Now try holding it out from your chest just an inch.Most people with back or neck pain have some part of their body weighing at least this much and at least this far from their center of gravity.How long do you want to hold it there?How about 16 hours per day.
That is how long most people hold a head, torso or pelvis away from their centers of gravity because of postural distortion.In other words, they are out of alignment.
You have to get the weight closer to your center of gravity to solve the problem.This imbalance alters distribution of weight, which is supposed to be shared between discs in the front and posterior joints of the spine. This is a major cause of back and neck pain and dysfunction, often addressed only with drugs and other methods that do not reliably correct alignment.
This is why you may want to find that missing piece with Chiropractic Biophysics. Why not address structure and not just cover up pain.
If you would like to learn more about a reliable structurally corrective approach, please visit our website, www.norhtendicottchiropractic.com or www.idealspine.com, the Chiropractic Biophysics website, or call me personally at my office754-7669.
We are a look ahead species in a look down society.
For 99.9% of our evolutionary history, we were hunter gatherers. This means, all day we looked around in positions to assess, “What can I hunt, what can hunt me, what can I gather?”. There was some looking down, some looking up and a lot of looking straight ahead. Silverware was invented 850 years ago, reading and writing 3200 years ago. If all of human history was condensed to a 24 hour clock, 850 years would be less than 30 seconds, 3200 years would be less than two minutes, not enough time to evolve from a look ahead to a look down species.

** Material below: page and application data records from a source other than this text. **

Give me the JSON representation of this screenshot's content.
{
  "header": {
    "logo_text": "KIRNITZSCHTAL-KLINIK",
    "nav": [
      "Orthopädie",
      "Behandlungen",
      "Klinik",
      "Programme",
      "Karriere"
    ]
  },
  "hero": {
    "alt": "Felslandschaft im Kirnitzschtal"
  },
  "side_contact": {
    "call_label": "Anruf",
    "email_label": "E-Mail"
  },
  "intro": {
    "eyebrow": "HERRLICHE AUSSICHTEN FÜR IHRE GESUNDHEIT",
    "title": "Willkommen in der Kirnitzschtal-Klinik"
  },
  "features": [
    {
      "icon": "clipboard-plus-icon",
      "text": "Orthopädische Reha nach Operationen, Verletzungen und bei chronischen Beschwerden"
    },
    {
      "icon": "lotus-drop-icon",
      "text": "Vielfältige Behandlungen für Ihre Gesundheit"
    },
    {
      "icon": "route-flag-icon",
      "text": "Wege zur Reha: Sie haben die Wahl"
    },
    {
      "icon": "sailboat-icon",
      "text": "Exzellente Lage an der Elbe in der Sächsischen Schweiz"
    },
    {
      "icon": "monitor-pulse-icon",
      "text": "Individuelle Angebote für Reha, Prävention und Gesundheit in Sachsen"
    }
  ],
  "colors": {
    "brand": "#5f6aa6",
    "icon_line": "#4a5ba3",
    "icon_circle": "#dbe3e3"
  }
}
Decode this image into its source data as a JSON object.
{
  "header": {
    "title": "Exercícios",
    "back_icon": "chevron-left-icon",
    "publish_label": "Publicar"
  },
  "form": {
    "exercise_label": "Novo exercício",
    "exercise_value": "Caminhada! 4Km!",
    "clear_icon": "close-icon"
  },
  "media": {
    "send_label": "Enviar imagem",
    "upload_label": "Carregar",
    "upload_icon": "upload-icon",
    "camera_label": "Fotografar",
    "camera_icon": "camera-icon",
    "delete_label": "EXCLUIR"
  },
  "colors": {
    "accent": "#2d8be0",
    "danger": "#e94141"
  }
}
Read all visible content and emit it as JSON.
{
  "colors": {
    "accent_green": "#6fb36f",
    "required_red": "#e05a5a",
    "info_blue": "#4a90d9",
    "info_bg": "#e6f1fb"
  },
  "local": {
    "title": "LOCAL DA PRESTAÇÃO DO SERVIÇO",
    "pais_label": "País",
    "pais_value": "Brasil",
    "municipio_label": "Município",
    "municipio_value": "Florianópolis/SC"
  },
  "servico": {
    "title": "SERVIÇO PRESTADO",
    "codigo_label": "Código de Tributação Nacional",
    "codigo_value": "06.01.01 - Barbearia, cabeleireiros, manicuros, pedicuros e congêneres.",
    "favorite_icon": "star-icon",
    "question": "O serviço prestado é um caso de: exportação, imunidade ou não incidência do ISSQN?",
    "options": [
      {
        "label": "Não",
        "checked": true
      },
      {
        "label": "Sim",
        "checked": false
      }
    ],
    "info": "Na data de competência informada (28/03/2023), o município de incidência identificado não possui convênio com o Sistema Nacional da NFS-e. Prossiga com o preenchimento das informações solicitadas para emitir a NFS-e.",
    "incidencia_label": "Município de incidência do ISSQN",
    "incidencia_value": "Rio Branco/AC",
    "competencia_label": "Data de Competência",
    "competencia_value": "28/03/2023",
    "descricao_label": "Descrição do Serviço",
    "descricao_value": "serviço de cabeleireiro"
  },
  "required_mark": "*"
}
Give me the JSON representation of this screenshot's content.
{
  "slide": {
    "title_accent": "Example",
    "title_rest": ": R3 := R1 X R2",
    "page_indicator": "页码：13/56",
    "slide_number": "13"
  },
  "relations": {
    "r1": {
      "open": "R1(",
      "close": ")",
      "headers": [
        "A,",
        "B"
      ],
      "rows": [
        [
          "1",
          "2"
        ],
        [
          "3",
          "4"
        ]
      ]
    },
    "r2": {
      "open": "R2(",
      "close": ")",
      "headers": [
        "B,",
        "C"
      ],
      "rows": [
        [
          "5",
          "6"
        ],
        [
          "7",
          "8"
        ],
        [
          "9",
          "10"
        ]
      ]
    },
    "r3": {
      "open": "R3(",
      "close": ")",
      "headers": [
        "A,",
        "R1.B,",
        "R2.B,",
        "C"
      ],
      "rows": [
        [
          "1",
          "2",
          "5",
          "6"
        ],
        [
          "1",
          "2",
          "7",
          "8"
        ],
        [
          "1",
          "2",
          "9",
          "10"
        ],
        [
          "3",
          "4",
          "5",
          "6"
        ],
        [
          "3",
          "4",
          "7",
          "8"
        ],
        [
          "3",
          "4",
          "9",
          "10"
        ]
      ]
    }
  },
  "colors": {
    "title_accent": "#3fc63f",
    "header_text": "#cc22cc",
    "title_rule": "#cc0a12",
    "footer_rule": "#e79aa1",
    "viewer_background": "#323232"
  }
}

Today, we average modern humans sleep with two pillows propping our heads forward, eat breakfast while reading the newspaper down on the table, get in our cars and drive to work. If the light turns read, and is above our level of vision blocked by the roofs of our cars, we push our heads forward to see when the light turns. Most of us leave them there. At work most of us look down all day at papers, assembly lines, floors, dishes, pots, pans cutting boards, clients; heads, key boards and copy material, etc. When we get home, we get out the cutting board and look down to cut vegetables, stir pots and pans, eat dinner looking down with our forks and knives and clean up from dinner, again looking down. After that, most either go watch TV, and if your recliner points your head towards the ceiling, you are probably looking down to see the TV, or look down at our cell phones or tablets for two to three hours.
Our heads are the weight of bowling balls. 70% of this weight is supposed to sit on a set of structures called the cervical articular pillars (see link) In the illustration, the left side is the back of the body, the right side is the front. In the front, you can see the vertebral bodies and between the bodies are the cervical discs. When we develop ideally, there is an arc of a circle shaped curve in the neck, placing 70% of the weight of our heads on the pillars and only 30% on the bodies and discs. When we look down all day, the alignment and distribution often is reversed. This crushes the discs, which can bulge (out like balloons squeezed), herniate (the jelly like inside of the disc squeezes out of the fibrous outer layer), often towards vital nerves, and degenerate, in which the disc thins and the body lays down more bone where there is more stress, bone spurs that can eventually get big enough to put pressure on nerves or fuse together with the bone spurs above and below, diminishing mobility.
A main focus of my practice, North Endicott Chiropractic, is teaching people how to use their bodies differently, minimizing damage to the spine, and undoing the damage as quickly as possible with mirror image exercise, adjustments and traction. To learn more, see other article under more, articles by Dr. Cooper, blog and my YouTube, Facebook and Instagram pages or call for the time of my next spinal care class.